Just to stay in your good grace
Lately I’ve been thinking
Maybe you’re not ready for me
Maybe you think I need to learn maturity
They say watch what you ask for 
Cause you might receive 
But if you ask me tomorrow 
I’ll say the same thing

I am ready for love
Would you please lend me your ear?
I promise I won’t complain 
I just need you to acknowledge I am here

If you give me half a chance
I’ll prove this to you 
I will be patient, kind, faithful and true
To a man who loves music
A man who loves art
Respect’s the spirit world
And thinks with his heart

I am ready for love
If you’ll take me in your hands
I will learn what you teach
And do the best that I can

I am ready for love
Here with an offering of 
My voice
My Eyes
My soul
My mind

Tell me what is enough
To prove I am ready for love

I am ready

Myra is a Teacher Educator and a registered clinical psychologist based in Al Ain, United Arab Emirates.
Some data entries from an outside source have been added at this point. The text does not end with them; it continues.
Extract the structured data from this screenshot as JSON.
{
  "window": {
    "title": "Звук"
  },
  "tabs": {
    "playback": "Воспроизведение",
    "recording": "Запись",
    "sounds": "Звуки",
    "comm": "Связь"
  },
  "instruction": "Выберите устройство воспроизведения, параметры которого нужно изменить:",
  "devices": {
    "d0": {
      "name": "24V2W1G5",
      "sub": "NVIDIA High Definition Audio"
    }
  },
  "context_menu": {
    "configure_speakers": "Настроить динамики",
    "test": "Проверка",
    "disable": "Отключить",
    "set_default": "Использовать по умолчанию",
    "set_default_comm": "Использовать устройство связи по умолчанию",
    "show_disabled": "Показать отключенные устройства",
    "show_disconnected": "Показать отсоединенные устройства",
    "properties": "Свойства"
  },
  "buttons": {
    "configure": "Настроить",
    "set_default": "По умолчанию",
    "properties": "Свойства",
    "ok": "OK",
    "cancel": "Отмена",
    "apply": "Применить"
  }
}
Prior to moving to the Middle East, she lived for eleven years in Singapore serving as a teacher educator. She has edited five books on rediscovering children’s literature in Asia (with a focus on the Philippines, Malaysia, India, China, Japan) as part of the proceedings for the Asian Festival of Children’s Content where she served as the Chair of the Programme Committee for the Asian Children’s Writers and Illustrators Conference from 2011 until 2019. While she is an academic by day, she is a closet poet and a book hunter at heart. When she is not reading or writing about books or planning her next reads, she is hoping desperately to smash that shuttlecock to smithereens because Badminton Is Life (still looking for badminton courts here at UAE - suggestions are most welcome).

9 comments on “[Poetry Friday] Maya Angelou’s “Love’s Exquisite Freedom” with Paintings by Sir Edward Burne-Jones: A Unique Pairing of Verse and Art
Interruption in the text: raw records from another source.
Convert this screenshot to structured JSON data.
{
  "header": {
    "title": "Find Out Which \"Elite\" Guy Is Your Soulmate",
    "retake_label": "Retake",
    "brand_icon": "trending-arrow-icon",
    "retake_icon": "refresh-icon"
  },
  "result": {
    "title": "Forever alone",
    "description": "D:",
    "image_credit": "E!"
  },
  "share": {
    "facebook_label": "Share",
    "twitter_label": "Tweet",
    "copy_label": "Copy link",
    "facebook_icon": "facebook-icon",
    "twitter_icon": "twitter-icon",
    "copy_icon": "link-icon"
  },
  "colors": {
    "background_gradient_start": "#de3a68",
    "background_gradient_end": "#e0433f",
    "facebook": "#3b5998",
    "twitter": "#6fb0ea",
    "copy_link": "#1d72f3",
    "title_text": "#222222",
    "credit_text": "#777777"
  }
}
  1. A lovely presentation of art and text, and music, too.


  2. Always wonderful to see you on a Poetry Friday, Myra!
    My hubby actually surprised me with this book a few years ago. I love the way you suggest taking it in – the poem, the art, then the melding of the two.


  3. Lovely discovery, Myra. I love the advice inherent in that final stanza, & beautiful pairing of art and her words.
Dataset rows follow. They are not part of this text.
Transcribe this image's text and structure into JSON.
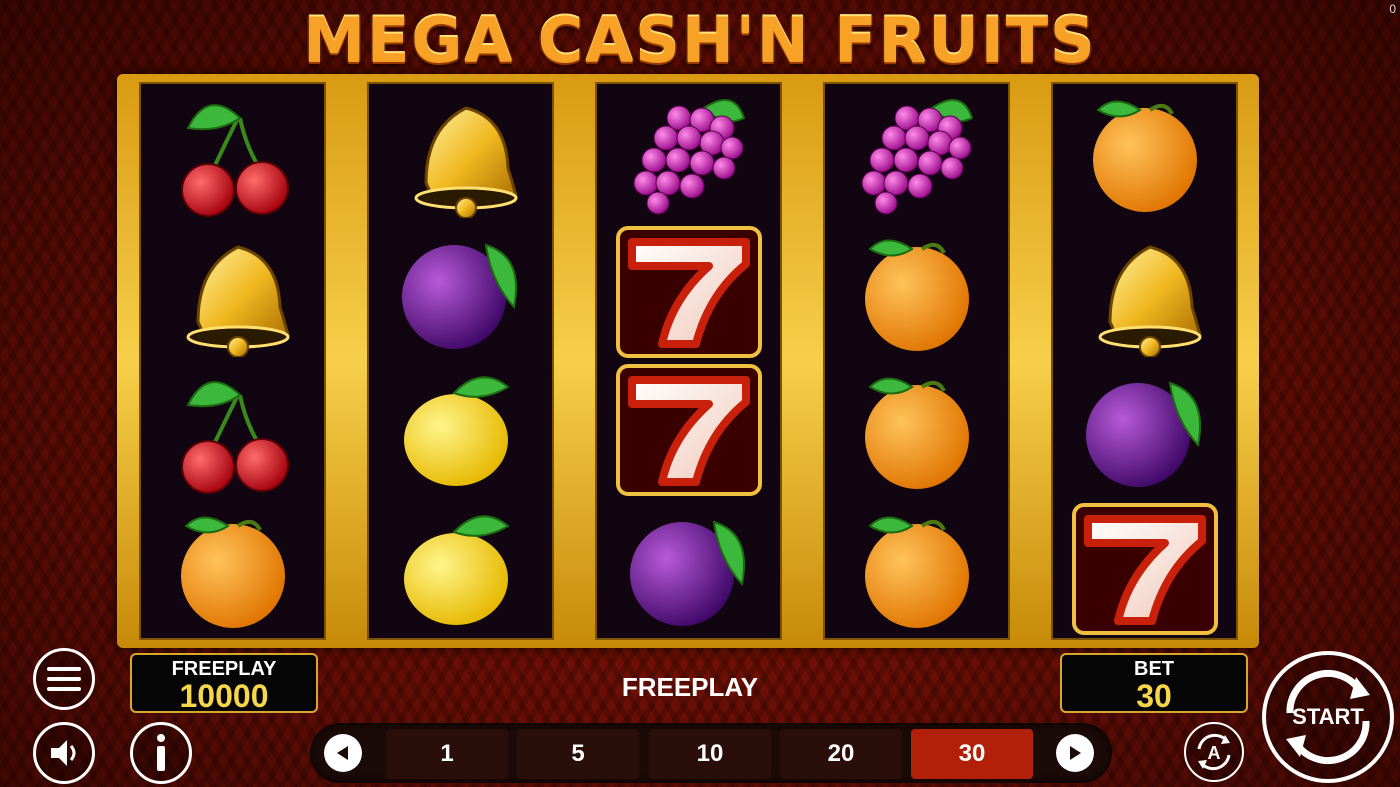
{
  "corner_counter": "0",
  "game_title": "MEGA CASH'N FRUITS",
  "reels": [
    [
      "cherry-icon",
      "bell-icon",
      "cherry-icon",
      "orange-icon"
    ],
    [
      "bell-icon",
      "plum-icon",
      "lemon-icon",
      "lemon-icon"
    ],
    [
      "grapes-icon",
      "seven-icon",
      "seven-icon",
      "plum-icon"
    ],
    [
      "grapes-icon",
      "orange-icon",
      "orange-icon",
      "orange-icon"
    ],
    [
      "orange-icon",
      "bell-icon",
      "plum-icon",
      "seven-icon"
    ]
  ],
  "balance": {
    "label": "FREEPLAY",
    "value": "10000"
  },
  "status_text": "FREEPLAY",
  "bet": {
    "label": "BET",
    "value": "30"
  },
  "bet_options": [
    "1",
    "5",
    "10",
    "20",
    "30"
  ],
  "selected_bet": "30",
  "start_label": "START",
  "autoplay_label": "A",
  "colors": {
    "accent_gold": "#f6d64a",
    "active_bet": "#b3200a",
    "frame_gold": "#e0a820"
  }
}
  4. Nice to “see” you, Myra! An insightful pairing and elegant book. Robyn’s husband is such a romantic. 🙂 I can see why you needed to read the poem in its entirety first before you broke it down.


  5. maryleehahn

    Angelou’s poem reminds me of “Barter” by Sara Teasdale. What a gorgeous book, and how lucky to have it find you by accident!


  6. A trifecta of goodness, Myra! Poetry + art + music = the prefect combination. =)


  7. What an absolutely gorgeous book! The paintings are so romantic, other-worldly and rich and made even more so by the poem. Truly a find to get excited about.


  8. Keri Collins Lewis

    You bring so much to our PF community, Myra! Today is no exception — what a serendipitous discovery at the library! I need to look harder when I go! 🙂


  9. Pingback: [Poetry Friday] Classic Love Poems Watched with Exquisite Love-Filled Art in “I Love You” – Gathering Books

Leave a Reply

Fill in your details below or click an icon to log in: Logo

You are commenting using your account. Log Out /  Change )

Google photo

You are commenting using your Google account. Log Out /  Change )

Twitter picture

You are commenting using your Twitter account. Log Out /  Change )

Facebook photo

You are commenting using your Facebook account. Log Out /  Change )

Connecting to %s

This site uses Akismet to reduce spam. Learn how your comment data is processed.

%d bloggers like this: